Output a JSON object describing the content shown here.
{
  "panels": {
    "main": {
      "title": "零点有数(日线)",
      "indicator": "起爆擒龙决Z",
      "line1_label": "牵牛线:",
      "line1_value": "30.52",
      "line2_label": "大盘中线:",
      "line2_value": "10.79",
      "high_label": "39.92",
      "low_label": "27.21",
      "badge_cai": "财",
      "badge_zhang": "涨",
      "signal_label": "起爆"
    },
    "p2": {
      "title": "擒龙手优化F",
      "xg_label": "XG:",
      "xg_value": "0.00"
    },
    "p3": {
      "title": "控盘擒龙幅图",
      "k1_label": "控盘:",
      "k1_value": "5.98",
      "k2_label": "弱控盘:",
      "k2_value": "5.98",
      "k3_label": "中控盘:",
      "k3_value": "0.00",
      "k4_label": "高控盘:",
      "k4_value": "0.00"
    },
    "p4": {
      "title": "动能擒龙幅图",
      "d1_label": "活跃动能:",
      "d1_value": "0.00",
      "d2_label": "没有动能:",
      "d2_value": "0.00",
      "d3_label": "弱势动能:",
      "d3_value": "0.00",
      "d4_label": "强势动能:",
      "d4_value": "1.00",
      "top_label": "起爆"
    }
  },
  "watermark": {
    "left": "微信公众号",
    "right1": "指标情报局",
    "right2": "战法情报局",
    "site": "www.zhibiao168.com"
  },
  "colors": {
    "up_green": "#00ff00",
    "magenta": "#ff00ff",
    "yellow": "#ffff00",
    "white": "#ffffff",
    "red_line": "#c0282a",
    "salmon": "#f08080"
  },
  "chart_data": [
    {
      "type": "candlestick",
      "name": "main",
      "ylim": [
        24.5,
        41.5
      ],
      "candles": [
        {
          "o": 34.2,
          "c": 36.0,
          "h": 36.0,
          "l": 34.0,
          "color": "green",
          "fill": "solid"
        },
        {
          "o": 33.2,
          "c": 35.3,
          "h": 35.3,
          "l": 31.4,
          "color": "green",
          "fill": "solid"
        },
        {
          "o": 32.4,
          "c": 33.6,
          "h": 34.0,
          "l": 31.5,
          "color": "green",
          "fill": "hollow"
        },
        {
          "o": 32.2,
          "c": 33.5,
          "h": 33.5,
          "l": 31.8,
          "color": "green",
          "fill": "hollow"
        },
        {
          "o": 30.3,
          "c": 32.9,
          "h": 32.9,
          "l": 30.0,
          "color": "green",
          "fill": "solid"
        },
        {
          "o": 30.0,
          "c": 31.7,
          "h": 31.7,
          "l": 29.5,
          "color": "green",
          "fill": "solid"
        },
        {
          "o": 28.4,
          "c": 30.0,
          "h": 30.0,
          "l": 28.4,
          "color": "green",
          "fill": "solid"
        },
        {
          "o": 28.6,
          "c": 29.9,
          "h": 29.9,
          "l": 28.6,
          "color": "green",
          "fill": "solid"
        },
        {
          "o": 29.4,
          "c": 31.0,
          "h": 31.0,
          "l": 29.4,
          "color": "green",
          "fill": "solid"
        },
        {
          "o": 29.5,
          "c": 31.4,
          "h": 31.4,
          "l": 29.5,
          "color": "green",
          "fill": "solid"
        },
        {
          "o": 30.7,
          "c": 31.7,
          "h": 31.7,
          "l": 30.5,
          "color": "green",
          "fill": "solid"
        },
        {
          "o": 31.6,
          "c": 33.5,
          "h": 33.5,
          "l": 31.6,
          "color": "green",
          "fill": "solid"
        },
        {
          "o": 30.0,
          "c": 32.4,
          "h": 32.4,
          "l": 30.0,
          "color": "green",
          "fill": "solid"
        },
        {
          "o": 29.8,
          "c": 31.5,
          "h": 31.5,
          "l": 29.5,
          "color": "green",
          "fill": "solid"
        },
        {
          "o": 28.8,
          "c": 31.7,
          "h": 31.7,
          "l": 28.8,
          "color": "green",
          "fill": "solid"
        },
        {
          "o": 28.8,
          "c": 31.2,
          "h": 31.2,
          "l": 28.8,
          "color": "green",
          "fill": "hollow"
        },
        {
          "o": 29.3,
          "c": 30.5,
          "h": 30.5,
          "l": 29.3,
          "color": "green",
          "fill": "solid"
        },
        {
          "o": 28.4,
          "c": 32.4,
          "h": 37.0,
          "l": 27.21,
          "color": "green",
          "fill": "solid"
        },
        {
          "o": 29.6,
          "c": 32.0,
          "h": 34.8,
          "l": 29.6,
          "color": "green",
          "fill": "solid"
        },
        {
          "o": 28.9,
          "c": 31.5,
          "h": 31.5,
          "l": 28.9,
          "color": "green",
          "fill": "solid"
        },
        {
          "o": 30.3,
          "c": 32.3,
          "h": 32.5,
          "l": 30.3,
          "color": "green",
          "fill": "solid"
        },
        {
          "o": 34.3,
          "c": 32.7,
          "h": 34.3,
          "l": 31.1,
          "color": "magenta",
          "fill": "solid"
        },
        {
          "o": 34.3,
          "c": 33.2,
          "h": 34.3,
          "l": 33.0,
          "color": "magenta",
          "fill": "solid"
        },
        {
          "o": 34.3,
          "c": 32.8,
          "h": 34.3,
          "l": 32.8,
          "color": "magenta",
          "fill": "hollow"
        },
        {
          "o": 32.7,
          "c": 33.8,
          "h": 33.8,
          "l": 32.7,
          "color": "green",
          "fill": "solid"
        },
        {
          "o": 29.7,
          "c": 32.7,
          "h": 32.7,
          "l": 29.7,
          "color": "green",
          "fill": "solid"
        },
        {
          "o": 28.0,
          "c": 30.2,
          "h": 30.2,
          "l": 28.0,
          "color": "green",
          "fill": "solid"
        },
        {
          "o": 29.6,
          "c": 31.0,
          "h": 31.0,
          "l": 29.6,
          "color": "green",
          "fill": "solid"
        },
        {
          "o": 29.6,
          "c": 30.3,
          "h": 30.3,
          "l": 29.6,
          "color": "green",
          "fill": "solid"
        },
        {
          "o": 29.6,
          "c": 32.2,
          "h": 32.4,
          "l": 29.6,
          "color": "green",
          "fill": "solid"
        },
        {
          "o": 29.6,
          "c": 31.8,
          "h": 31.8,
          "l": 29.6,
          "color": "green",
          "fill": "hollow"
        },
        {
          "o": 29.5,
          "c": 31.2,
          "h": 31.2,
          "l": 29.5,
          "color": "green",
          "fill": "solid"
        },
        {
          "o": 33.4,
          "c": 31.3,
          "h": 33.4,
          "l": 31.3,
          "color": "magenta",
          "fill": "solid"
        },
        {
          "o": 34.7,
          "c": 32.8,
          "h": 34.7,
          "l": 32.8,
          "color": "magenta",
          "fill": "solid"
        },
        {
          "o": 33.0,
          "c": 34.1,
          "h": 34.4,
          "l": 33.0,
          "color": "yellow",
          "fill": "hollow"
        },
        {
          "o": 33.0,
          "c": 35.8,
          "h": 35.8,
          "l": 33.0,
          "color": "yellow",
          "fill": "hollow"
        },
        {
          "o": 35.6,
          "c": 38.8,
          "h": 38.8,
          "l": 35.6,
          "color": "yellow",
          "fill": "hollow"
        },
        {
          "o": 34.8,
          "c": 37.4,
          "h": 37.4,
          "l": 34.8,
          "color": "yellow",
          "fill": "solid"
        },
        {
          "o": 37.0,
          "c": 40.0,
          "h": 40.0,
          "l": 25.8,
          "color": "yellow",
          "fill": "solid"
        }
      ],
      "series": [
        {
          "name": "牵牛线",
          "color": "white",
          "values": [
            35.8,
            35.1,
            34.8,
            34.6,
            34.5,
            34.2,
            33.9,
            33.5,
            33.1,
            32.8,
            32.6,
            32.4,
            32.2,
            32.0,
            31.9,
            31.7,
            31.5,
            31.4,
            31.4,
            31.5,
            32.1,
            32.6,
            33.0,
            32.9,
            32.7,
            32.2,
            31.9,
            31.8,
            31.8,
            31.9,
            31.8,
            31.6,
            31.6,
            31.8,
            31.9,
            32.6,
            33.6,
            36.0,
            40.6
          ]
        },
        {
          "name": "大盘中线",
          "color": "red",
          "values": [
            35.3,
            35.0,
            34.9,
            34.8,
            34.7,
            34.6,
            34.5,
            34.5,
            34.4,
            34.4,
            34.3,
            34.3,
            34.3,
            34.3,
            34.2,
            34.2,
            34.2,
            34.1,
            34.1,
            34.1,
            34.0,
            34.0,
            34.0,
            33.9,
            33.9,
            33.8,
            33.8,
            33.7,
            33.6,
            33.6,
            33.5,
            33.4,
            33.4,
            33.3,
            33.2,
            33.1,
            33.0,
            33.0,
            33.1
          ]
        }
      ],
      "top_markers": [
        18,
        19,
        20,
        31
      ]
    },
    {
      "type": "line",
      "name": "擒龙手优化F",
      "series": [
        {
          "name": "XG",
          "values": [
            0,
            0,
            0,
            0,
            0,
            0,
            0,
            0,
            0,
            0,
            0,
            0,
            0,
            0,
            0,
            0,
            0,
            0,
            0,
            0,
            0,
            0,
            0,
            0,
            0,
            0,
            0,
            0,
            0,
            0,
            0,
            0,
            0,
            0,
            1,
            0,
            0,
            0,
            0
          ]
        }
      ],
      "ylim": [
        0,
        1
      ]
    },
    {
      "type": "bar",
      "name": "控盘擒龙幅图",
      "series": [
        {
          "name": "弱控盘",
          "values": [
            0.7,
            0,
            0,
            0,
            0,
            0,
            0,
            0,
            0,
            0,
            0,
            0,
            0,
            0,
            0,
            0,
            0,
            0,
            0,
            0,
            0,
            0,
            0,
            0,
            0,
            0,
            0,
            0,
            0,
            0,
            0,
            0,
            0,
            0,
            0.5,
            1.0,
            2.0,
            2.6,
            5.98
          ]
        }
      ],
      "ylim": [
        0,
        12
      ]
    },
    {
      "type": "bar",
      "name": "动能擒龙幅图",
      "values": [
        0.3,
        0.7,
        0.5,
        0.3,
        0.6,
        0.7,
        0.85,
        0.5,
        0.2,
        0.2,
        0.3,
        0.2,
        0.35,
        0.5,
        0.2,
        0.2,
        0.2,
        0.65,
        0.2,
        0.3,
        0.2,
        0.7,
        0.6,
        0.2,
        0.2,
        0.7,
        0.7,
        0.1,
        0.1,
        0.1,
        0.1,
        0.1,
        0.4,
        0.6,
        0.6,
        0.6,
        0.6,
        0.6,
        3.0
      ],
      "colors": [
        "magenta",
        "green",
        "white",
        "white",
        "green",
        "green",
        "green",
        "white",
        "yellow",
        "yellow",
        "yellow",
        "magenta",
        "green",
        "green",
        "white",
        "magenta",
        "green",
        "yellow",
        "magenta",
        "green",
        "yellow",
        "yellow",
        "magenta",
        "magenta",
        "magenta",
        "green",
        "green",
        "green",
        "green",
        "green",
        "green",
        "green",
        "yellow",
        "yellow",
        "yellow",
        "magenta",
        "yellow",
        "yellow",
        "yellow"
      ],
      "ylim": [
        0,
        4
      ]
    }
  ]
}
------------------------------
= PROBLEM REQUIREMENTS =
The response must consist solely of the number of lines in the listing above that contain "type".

= EXERCISE RESULT =
4